A French court on Tuesday ordered the partial release of a Corsican nationalist who has served 24 years in jail for the 1998 murder of a top French official.

French court orders partial release for convicted Corsican nationalist

Under the ruling, Pierre Alessandri will be allowed out of jail to work for a landscaping company in the daytime and will be granted a full conditional release in a year if he behaves well.

The relaxation of Alessandri’s conditions of detention came amid tensions between the Mediterranean island’s pro-autonomy leaders and the French state, after a fellow Corsican detained in the same case was killed in a French prison in March.

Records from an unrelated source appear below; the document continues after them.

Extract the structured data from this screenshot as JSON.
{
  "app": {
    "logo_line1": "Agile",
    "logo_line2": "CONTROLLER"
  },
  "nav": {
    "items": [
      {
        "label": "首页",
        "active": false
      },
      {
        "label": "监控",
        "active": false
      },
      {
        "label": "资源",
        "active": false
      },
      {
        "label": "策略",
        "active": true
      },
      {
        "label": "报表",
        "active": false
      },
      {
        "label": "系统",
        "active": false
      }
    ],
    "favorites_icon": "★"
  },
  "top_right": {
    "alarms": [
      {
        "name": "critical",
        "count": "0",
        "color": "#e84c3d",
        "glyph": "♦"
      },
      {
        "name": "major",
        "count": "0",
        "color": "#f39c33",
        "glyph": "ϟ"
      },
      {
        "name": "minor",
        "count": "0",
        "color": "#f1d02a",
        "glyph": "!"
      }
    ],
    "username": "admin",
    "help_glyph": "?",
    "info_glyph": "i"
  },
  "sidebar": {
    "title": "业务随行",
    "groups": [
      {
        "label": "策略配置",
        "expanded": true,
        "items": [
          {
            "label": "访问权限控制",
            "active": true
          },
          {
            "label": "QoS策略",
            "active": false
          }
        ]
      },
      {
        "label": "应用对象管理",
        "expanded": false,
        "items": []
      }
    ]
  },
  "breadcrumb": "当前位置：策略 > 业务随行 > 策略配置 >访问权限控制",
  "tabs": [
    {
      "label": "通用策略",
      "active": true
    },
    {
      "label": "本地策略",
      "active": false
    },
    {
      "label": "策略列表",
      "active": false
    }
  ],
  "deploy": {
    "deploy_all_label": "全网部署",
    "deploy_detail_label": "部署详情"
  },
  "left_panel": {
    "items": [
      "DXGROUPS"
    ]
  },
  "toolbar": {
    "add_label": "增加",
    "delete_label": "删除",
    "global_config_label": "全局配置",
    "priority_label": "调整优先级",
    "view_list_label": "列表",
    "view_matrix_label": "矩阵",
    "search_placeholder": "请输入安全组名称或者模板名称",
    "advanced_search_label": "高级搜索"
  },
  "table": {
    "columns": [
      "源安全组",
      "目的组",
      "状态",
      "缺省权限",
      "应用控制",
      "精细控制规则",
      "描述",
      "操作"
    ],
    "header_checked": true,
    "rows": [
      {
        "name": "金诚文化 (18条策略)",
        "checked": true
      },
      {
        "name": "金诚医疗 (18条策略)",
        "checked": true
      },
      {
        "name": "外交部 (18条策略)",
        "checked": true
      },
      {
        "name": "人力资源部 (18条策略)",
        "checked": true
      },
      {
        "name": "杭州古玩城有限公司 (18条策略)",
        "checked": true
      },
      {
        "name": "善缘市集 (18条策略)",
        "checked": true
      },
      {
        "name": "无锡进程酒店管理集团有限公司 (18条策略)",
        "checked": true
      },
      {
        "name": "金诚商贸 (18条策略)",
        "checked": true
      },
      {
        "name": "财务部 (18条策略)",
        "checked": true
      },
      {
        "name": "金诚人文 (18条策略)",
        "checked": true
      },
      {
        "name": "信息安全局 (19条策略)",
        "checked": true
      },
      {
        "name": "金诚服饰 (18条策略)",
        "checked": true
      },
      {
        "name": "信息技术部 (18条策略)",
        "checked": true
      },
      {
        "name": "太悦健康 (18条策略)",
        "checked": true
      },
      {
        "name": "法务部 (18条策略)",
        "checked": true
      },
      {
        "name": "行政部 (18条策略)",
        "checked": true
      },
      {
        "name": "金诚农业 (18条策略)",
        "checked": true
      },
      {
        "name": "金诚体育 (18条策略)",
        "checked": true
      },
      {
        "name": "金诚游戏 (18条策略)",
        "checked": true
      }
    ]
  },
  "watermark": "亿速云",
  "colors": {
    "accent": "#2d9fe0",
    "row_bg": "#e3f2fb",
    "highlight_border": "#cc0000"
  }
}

Alessandri and a third Corsican detainee were transferred from mainland France to a jail in Corsica in April after the murder of Yvan Colonna.

The Paris appeals court granted Alessandri “a probationary partial release” of 12 months from February 13, the prosecutor-general Remy Heitz said.

If he behaves well, he would then be granted “conditional release” for another ten years, he said.

Alessandri’s lawyer Eric Barbolosi hailed the ruling as a “great relief”.

“For the first time in a court of appeals, the magistrates made a decision based on the criteria necessary for a conditional release, not the particular nature of the case,” he said.

Alessandri had served enough time to be eligible for such a release by 2017, and had already petitioned to be freed three times.

But national anti-terror prosecutors objected, and an appeals court barred his release.

The country’s highest court then quashed one of these decisions, ordering the Paris appeals court to re-examine it.

Colonna, a former goat herder, was announced dead on March 21 after an Islamist extremist who accused him of blasphemy strangled and suffocated him in a prison in the southern town of Arles in mainland France.

He was detained in 2003 after four years on the run, and sentenced in 2007, and then again in 2011, to life in jail over the killing in 1998 of the French government prefect of Corsica, Claude Erignac.

The killing was the most shocking of a series of attacks by pro-independence militant group FLNC.

Alessandri and another nationalist, Alain Ferrandi, had already been sentenced to life in jail in 2003 over the murder.

Ferrandi, who was transferred to the same Corsican jail, has also requested to be released on parole, and a decision is due on February 23rd.

Colonna’s murder sparked violent protests in Corsica.

It galvanised the nationalist movement and led President Emmanuel Macron’s government to offer talks about giving greater political autonomy to the territory.